Think back (or scroll back) to the part of the article about campaign structure and how budgets sit at the campaign level in native ad channels. This shortcoming makes budget management difficult, but it makes optimizations next to impossible.
Because budgets sit at the campaign level in the native channels, marketers can’t get a variable-level view of performance. They certainly can’t optimize toward the tactics and channels driving the most pipeline and revenue.
Not only that, but the channels exist in siloes. You know, walled gardens—which means Facebook will move money to Facebook, LinkedIn to LinkedIn, and so on. It doesn’t matter if LinkedIn is outperforming Facebook, or Google is one-upping display networks. Each channel’s in it to make money and will only optimize within its walls.

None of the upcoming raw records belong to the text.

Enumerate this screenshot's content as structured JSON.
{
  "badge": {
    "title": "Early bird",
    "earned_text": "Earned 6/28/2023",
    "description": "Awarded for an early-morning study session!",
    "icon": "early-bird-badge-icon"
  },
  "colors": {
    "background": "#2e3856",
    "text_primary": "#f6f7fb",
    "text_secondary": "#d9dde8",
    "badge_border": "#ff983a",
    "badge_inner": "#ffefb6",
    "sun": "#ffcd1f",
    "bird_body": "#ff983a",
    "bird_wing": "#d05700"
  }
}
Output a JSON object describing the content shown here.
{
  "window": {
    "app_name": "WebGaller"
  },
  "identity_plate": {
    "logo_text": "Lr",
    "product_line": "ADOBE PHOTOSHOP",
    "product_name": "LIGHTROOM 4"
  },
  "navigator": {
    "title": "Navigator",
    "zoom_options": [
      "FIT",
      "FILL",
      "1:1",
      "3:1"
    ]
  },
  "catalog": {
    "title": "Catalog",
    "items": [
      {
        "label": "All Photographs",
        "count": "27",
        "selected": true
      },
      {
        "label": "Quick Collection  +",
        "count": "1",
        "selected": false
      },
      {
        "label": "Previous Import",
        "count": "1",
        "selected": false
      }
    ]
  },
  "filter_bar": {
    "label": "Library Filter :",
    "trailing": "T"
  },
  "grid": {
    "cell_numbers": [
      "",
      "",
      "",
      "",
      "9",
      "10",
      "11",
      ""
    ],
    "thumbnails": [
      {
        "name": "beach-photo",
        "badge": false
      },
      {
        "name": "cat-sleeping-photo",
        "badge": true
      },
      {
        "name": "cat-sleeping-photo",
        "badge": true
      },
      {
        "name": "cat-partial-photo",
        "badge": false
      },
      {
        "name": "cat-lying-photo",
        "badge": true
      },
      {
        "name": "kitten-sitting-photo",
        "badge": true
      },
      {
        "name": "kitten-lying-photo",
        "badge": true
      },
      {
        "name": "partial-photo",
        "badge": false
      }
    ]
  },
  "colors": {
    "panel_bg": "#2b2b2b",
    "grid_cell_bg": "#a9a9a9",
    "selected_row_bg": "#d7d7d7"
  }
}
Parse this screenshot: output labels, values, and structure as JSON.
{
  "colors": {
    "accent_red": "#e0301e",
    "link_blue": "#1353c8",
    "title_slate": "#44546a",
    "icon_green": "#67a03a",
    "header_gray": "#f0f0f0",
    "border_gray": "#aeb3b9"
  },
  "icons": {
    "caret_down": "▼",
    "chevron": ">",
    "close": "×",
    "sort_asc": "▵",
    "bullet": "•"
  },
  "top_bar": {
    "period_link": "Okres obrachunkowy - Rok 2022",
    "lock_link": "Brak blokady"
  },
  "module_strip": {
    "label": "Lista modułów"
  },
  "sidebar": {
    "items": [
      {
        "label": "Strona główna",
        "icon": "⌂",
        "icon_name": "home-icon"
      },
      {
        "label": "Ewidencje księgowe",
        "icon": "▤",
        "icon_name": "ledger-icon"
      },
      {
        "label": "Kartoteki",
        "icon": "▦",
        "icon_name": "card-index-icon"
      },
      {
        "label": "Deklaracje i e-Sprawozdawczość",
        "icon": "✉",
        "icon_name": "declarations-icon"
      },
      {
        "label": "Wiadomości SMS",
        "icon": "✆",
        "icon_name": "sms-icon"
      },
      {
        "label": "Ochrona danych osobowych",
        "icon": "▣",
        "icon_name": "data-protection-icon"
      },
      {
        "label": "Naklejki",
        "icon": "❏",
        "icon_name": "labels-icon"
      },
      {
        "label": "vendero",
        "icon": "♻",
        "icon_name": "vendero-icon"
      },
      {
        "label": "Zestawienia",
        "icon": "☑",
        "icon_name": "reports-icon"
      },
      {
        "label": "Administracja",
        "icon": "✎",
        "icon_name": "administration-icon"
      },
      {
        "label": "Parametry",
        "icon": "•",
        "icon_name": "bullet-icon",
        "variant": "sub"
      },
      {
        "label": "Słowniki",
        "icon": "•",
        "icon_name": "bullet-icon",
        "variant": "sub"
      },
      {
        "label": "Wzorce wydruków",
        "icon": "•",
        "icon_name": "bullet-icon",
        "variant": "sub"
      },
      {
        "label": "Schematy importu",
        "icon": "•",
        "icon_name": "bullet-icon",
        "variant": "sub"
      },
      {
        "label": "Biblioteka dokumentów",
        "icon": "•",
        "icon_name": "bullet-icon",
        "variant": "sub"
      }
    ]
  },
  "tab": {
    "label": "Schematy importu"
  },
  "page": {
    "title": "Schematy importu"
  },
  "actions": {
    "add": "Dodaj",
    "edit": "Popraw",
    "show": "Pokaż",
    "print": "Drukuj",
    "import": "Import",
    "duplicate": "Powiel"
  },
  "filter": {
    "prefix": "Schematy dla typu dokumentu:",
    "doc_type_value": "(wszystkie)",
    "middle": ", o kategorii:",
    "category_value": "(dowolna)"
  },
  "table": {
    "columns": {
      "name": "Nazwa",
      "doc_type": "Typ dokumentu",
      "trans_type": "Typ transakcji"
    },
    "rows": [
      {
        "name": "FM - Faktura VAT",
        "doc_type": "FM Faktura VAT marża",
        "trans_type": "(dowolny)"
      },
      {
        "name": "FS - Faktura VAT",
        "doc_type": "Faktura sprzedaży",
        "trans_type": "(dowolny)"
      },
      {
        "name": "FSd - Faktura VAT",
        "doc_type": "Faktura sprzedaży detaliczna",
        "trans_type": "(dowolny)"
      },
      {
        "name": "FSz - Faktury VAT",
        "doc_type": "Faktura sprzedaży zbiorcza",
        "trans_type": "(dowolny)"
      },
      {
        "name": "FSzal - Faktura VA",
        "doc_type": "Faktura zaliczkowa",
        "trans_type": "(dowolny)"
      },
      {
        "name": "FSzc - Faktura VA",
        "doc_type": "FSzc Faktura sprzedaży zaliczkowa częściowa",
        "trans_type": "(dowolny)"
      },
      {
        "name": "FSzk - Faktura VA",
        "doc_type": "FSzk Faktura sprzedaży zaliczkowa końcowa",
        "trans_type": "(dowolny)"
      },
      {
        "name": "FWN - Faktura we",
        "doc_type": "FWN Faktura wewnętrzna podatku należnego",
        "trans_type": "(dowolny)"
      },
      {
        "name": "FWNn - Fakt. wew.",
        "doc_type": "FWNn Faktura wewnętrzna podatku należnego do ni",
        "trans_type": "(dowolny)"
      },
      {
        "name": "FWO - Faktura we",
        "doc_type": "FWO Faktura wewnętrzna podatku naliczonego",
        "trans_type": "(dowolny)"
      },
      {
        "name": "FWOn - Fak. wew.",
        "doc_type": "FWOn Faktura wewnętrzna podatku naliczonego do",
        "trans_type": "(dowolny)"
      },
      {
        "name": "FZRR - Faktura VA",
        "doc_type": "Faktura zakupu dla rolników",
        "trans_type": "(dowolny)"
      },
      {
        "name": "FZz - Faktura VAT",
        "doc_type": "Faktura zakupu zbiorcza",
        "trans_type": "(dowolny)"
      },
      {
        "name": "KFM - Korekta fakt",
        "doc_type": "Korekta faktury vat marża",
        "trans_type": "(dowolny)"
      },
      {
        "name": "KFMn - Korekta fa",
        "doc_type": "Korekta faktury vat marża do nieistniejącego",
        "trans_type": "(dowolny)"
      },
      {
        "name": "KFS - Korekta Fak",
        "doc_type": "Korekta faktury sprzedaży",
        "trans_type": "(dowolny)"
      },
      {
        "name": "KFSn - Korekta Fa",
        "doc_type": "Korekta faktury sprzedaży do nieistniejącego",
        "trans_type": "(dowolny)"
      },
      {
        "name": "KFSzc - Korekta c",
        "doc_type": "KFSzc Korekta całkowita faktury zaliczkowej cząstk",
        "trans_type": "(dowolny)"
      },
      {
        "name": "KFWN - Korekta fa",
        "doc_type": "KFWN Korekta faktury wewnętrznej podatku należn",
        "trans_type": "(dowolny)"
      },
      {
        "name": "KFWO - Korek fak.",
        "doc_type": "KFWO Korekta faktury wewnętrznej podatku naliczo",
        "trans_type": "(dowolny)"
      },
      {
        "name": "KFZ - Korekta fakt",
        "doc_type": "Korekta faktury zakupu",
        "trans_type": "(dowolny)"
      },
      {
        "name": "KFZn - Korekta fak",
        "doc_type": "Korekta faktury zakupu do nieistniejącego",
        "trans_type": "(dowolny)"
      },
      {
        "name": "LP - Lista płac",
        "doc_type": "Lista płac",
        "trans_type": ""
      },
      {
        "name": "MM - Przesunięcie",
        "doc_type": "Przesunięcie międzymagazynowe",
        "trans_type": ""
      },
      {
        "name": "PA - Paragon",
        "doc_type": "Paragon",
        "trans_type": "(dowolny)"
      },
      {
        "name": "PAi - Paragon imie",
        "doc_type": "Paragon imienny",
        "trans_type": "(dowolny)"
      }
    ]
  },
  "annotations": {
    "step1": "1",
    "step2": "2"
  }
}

Metadata’s Optimizer is channel agnostic, meaning it’ll move budget to the tactics and channels driving the best return. Metadata doesn’t care which channel or ad gets more spend—it only cares about helping marketers achieve their goals.
Instead of merely optimizing toward leads, which is all that’s possible in the native channels, Metadata allows marketers to optimize to what really matters.
I’m talking about:
Think of a three-letter abbreviation and marketers can optimize toward it in Metadata. And because they can connect Metadata to their CRM and marketing automation tools, e.g., Salesforce and HubSpot, they can optimize toward the metrics that actually reflect how their ads are driving real-business impact.
There’s another difference I want to touch on that’s not mentioned on our website. Metadata also helps marketers optimize for work-life balance and their mental health.
Most performance marketers are responsible for thousands upon thousands of dollars, and it’s on them to spend it in the smartest way possible. That comes with late nights, working weekends, and a ton of stress.
Instead of investing time and energy into tasks that actually fit the job description—strategic thinking, ad creative, and brand positioning—performance marketers are left as glorified button-pushers who scramble to budget, pace, and optimize.
Metadata helps alleviate the stress and responsibilities placed on the shoulders of even the most seasoned marketing pros.
In summary, Metadata beats optimizers in native ad channels for several reasons:
All of these point to a very small yet meaningful word: Growth.
Growth is what performance marketing is all about; it’s what companies expect from marketers, even if their budgets are shrinking or the team isn’t growing. Unfortunately, native ad channels aren’t built for that. The manual, time-consuming, and error-prone tasks that come with them tend to snowball into lackluster performance and cash left on the table.
It’s not their fault, though. They’re playing with the cards they’ve been dealt. We built Metadata to change that and get performance marketers back to the job as it was intended to be.